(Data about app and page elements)
★ ★ ★ ★ ★

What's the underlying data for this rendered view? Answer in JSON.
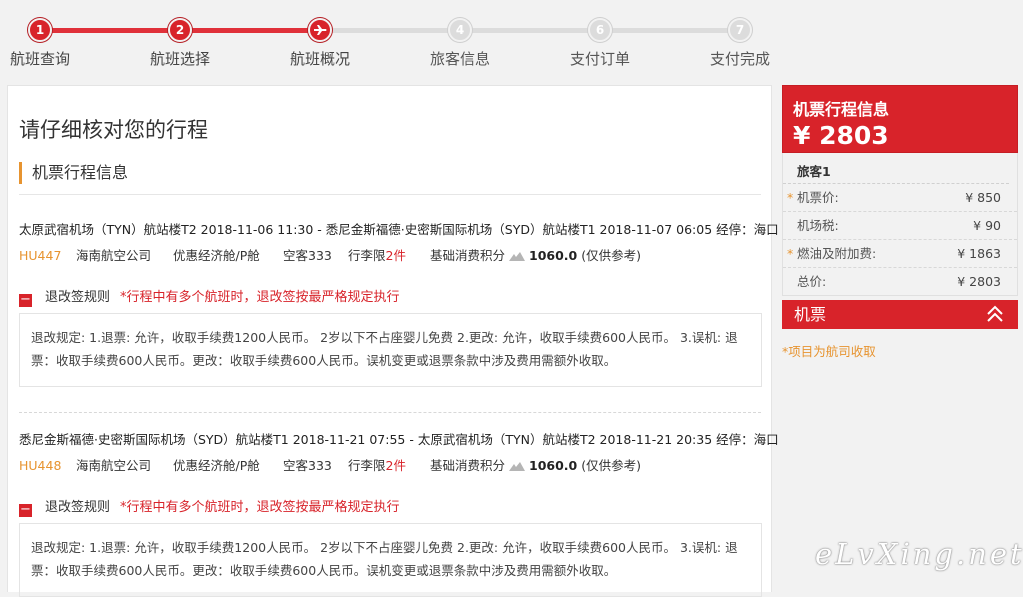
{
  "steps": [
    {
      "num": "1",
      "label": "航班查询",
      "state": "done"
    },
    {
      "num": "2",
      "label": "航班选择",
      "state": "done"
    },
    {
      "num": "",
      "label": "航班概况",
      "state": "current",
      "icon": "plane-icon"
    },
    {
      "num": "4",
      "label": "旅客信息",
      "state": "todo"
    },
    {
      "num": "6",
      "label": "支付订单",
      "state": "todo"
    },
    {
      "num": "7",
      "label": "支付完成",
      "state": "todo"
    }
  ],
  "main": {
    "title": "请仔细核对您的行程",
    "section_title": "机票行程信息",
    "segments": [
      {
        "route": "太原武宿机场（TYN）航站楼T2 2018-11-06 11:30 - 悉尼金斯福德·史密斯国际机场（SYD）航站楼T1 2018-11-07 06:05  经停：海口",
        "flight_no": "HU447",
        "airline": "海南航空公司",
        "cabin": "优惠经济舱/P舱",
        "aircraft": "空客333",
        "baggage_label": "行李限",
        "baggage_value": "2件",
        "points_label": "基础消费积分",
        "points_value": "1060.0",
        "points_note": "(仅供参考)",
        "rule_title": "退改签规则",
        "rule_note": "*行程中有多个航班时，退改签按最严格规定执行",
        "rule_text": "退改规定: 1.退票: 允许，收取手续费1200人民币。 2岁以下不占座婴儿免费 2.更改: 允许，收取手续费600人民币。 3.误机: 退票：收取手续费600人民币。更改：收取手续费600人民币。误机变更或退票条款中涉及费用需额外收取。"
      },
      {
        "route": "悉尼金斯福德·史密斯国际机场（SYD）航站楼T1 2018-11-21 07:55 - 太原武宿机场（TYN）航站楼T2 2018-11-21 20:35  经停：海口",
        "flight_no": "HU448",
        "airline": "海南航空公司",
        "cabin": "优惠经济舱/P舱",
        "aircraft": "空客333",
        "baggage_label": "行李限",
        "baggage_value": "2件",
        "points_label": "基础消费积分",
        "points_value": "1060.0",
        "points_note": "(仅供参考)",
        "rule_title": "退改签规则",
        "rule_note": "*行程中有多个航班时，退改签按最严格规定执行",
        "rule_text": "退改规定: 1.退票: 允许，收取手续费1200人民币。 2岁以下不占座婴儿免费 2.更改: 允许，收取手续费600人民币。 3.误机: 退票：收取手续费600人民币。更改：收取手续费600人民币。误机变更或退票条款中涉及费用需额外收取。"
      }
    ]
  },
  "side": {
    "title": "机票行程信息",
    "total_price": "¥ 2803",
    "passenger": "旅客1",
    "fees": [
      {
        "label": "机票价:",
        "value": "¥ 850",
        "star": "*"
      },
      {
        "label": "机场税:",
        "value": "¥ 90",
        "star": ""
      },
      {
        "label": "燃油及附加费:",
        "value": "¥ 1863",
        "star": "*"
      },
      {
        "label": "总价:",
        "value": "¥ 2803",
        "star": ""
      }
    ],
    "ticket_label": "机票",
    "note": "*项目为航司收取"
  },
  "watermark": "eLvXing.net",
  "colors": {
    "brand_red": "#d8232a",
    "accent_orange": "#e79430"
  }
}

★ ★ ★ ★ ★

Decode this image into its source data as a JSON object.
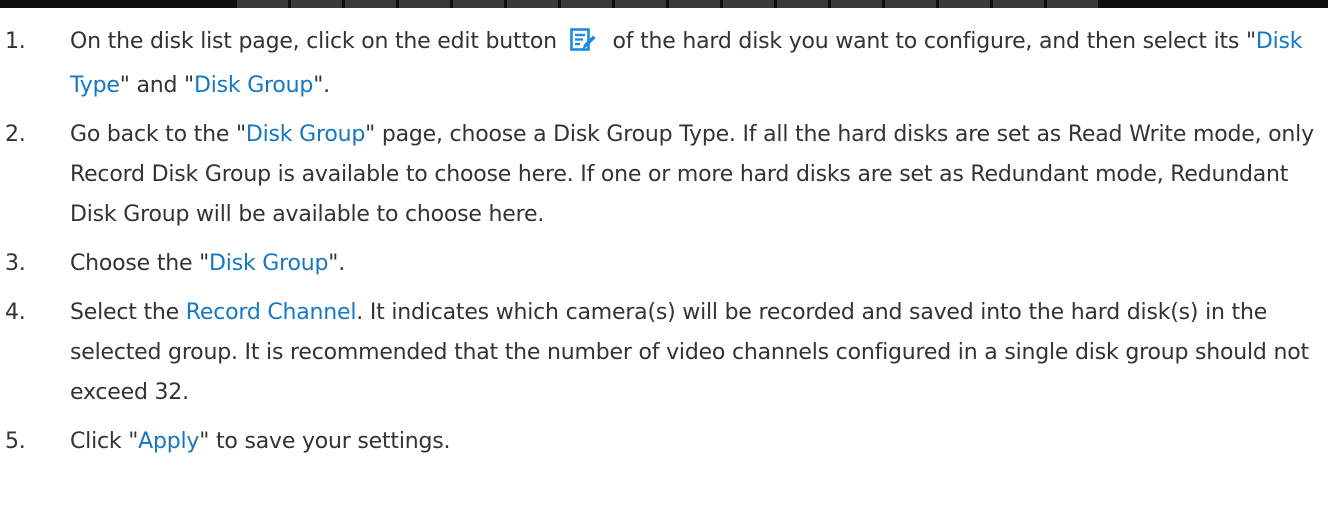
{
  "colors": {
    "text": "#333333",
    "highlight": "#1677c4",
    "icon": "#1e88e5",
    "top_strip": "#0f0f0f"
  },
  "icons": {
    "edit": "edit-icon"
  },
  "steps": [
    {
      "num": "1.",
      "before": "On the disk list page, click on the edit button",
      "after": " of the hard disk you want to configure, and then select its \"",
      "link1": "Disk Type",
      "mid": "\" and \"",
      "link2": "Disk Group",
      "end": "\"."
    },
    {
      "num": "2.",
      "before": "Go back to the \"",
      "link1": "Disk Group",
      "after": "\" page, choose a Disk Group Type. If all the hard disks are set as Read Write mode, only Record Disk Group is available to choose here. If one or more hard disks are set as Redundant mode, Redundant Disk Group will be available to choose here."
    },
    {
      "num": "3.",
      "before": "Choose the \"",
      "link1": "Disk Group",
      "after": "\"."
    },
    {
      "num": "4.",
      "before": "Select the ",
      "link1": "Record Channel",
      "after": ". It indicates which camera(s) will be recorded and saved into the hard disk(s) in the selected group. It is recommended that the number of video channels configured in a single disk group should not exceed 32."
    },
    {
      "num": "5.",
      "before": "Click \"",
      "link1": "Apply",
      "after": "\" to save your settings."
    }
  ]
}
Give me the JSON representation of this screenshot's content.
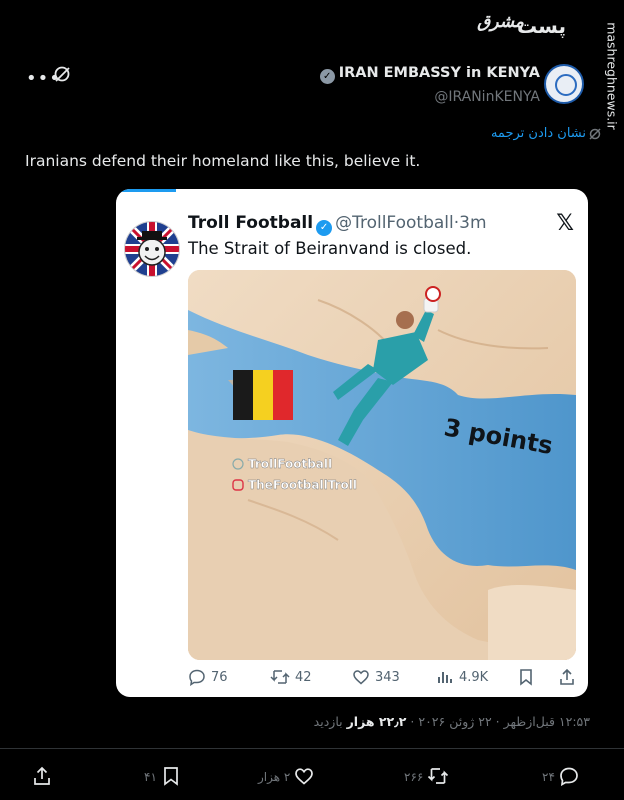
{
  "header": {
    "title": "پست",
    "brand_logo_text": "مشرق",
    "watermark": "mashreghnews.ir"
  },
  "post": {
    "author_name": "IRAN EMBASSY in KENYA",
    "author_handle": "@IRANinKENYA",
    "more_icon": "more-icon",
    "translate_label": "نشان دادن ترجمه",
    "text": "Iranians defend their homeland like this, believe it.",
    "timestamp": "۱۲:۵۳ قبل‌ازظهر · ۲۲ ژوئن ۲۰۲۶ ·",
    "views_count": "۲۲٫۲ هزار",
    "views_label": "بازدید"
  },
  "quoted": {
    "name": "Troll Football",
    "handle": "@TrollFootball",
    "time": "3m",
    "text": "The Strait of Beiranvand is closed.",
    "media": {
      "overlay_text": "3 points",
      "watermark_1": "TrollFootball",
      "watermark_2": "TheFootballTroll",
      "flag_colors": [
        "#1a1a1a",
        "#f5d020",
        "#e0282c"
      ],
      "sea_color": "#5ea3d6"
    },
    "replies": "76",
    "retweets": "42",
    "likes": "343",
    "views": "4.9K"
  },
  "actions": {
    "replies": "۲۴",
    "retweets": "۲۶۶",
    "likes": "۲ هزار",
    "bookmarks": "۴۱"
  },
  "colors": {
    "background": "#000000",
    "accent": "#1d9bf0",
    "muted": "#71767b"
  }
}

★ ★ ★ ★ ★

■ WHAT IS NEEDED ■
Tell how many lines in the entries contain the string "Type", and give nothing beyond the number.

■ ANSWER ■
2